» **WORK ORDER**
From the data below, copy each line that includes the word "accent".

» **RECORDED INFORMATION**
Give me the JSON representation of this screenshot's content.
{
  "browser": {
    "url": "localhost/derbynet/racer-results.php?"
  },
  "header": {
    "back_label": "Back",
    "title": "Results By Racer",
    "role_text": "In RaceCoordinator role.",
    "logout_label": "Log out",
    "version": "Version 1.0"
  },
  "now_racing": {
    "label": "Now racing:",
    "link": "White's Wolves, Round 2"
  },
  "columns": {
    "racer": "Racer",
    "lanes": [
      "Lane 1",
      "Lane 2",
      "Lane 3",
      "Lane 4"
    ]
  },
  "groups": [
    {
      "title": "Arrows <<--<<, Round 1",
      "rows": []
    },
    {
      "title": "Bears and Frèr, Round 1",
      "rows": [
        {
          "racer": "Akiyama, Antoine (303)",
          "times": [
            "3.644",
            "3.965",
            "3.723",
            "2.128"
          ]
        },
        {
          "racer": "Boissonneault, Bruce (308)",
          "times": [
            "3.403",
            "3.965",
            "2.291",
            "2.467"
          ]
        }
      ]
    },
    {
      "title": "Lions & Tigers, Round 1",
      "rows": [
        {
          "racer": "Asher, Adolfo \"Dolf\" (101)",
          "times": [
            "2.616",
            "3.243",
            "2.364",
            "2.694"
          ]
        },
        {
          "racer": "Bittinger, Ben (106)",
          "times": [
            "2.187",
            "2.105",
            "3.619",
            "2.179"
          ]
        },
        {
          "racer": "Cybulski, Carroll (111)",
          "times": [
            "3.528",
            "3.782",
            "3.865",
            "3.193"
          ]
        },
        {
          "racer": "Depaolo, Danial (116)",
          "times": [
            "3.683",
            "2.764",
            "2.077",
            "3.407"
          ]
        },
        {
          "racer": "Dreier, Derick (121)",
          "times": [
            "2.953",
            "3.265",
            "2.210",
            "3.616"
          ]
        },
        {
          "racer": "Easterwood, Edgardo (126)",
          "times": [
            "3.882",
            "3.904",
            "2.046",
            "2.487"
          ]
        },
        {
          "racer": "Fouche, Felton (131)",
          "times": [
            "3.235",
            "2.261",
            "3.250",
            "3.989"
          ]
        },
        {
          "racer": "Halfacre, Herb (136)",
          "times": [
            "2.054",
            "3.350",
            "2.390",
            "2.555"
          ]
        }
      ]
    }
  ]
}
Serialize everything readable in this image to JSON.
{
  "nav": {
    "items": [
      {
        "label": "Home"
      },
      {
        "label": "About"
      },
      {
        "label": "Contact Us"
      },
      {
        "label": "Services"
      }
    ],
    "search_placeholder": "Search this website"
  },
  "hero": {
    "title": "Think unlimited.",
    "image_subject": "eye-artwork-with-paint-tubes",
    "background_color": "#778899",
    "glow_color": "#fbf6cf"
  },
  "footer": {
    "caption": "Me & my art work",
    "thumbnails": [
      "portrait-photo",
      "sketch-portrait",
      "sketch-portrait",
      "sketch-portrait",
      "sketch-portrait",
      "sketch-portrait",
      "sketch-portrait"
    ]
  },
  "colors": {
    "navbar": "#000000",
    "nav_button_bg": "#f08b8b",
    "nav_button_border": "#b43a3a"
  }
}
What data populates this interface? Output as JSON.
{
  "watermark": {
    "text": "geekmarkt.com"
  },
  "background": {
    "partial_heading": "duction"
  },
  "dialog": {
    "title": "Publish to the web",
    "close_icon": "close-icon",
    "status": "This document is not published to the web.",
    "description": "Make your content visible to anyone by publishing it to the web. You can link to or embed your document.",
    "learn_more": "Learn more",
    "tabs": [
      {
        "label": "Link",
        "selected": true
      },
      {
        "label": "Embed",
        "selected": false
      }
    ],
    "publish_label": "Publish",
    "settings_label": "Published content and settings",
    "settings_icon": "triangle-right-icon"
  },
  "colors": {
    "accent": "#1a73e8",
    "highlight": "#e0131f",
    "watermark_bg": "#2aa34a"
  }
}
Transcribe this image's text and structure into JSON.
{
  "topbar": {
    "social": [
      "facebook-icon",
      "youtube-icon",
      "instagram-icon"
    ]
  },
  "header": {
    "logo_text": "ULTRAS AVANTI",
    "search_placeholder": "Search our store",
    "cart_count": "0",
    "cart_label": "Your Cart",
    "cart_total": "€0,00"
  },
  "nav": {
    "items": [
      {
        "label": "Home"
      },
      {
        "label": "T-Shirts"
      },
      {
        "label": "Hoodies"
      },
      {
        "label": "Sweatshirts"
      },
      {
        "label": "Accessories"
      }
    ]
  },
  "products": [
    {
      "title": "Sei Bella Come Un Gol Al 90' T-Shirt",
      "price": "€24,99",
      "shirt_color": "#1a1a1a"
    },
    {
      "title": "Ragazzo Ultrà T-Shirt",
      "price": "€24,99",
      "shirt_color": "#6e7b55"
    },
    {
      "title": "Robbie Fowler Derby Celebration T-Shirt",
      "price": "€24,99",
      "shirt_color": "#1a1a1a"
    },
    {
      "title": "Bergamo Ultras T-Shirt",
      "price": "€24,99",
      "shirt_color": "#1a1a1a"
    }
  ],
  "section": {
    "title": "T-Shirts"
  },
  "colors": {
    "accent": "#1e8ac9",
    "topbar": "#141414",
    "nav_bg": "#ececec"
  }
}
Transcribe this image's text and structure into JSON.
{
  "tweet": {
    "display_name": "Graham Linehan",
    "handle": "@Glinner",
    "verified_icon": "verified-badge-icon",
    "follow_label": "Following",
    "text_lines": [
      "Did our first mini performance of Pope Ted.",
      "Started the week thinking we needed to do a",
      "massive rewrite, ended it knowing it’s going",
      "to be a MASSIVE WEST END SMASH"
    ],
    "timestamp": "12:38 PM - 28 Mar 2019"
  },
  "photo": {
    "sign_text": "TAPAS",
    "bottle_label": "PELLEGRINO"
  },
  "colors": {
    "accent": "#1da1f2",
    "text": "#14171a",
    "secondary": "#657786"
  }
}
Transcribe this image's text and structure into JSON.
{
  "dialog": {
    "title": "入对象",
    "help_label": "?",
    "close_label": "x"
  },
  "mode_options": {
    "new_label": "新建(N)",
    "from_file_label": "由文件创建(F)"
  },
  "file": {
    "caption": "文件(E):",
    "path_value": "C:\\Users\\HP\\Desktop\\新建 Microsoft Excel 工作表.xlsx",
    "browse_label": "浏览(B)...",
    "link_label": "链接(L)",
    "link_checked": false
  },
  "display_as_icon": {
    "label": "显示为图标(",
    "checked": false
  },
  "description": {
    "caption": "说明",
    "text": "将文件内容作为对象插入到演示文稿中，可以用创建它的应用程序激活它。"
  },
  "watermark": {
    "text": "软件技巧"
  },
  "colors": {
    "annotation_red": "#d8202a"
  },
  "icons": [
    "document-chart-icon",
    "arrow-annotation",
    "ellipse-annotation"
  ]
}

» **RESPONSE TO THE EXERCISE**
    "accent": "#1a73e8",
    "accent": "#1e8ac9",
    "accent": "#1da1f2",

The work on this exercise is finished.